After Shenzhen landslide, residents of China’s big cities wonder when disaster will strike next
Moving to a first-tier urban centre on the mainland once guaranteed a better life, but not any more
The three worst man-made accidents on the mainland this year all took place in its largest cities, where planners struggle to accommodate an expanding middle class and waves of migrant workers.
The tragedies have led some mainlanders to ask why China’s leading urban centres – which are supposed to provide their residents with a better life – have become so dangerous.
China started the new year on a horrific note. At least 36 people were killed in a stampede on the Bund in Shanghai on December 31. Overcrowding and a lack of safety measures were blamed.
Another blow came on August 12 when explosive materials stored at a chemical warehouse in Tianjin ignited, triggering twin blasts that shattered windows as far as 2km away. The official death toll was more than 170, with first responders accounting for many of the fatalities. Investigators found that the owner of the facility, Ruihai International Logistics, had contravened safety regulations.
Then on Sunday, a construction-waste dumping site collapsed, sending a wave of mud across an industrial park in Shenzhen. Seventy-six people remained missing.
Rescuers continue to pick through the debris in the hopes of finding survivors perhaps trapped among the 33 destroyed buildings. The park sits on the edge of Shenzhen, the mega city held out as a shining example of the benefits of economic reform.
“Two years ago, a Beijing resident drowned in his car when the city was hit by a thunderstorm,” one person wrote on Weibo. “This year, people strolling on a Shanghai street were crushed to death. In Tianjin, one could be killed while just sleeping at home. And as 2015 nears its end, some people are buried by mud and rocks while at work! When will the cities become safe?”
Another commentator said: “These cities are the most modernised, and are the most successful examples of China’s reform and opening-up. But the rare and unprecedented accidents this year are raising the question: where will development lead our country?”
Qi Zhiqiang, a lecturer on environment, health and safety at Nanjing University, called the Shenzhen landslide a “city’s shame”. It was a “human-made disaster” that had causes that were “kept in the dark for a long time”, he said.
The three accidents all bear similar hallmarks – poor management oversight, lax planning and weak enforcement of existing laws.
In the Bund stampede, most of the victims were young people in their 20s going to watch a New Year light show. Government agencies under Huangpu district were later blamed for failing to alert the public that the show had been called off.
The local police department was accused of severely underestimating the expected turnout – the crowd swelled to 310,000 people at one point, but only 600 police officers had been deployed to maintain order.
In the Tianjin disaster, Ruihai Logistics was found to have handled dangerous chemicals without a licence, state media reported. Company executives admitted they had made use of their connections to get fire safety approvals.

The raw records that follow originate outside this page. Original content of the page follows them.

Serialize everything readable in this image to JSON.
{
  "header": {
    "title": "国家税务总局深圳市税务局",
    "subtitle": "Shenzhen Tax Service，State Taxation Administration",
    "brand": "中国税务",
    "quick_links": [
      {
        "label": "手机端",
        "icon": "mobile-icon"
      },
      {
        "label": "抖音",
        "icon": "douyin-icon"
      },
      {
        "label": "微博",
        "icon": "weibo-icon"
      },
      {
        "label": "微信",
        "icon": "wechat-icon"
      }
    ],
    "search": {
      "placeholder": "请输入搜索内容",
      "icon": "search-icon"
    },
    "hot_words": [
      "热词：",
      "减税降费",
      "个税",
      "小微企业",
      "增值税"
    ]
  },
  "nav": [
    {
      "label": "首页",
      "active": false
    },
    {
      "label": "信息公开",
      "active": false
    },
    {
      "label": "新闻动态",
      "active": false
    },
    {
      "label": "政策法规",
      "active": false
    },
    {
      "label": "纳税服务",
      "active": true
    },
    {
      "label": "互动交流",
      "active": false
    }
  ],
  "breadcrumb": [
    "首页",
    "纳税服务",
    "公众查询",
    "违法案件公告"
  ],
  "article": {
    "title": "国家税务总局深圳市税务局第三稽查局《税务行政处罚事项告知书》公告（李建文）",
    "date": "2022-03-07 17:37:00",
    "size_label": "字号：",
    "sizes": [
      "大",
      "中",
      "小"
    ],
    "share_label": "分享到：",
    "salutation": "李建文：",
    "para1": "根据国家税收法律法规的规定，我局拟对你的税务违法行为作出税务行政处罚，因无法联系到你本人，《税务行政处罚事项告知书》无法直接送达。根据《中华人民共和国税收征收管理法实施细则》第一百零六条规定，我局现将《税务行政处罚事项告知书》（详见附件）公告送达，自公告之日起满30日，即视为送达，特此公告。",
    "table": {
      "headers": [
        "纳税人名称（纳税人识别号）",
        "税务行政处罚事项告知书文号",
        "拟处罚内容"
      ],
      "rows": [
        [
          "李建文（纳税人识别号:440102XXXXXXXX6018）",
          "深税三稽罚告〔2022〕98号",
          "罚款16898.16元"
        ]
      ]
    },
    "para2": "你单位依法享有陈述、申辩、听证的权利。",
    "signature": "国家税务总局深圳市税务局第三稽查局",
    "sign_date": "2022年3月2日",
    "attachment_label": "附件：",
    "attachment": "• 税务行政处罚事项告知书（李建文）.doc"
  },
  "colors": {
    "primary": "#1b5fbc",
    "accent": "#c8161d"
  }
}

Similarly in Shenzhen, mainland media has reported the company that won the bid to build and operate the waste dump was not qualified for the job.
Central authorities have yet to publish the investigation result of the Tianjin blasts, more than four months of the accidents.
Luwei Property Management Company did not list handling waste dumps in its business registration but nevertheless won the bid, and contracted the project out to another firm, Yixianglong Investment Development Company. The property management company has won numerous government contracts over the years.
Mainland media also reported that the permit to run that site, classified as a temporary dump site, expired in February. A deputy director of Yixianglong was taken away by the police yesterday .
In the wake of such man-made disasters, the central government has been quick to announce responsible parties would be punished. But at the same time, the leadership has been clamping down on the spread of information about large public incidents on the internet.
Some people have expressed fears that weak government accountability will only lead to more such accidents in the future.
“What startles me most is you no longer see the same anger and questions online after the Shenzhen landslide. The public just seems to go along with their own life now,” said a Shanghai resident.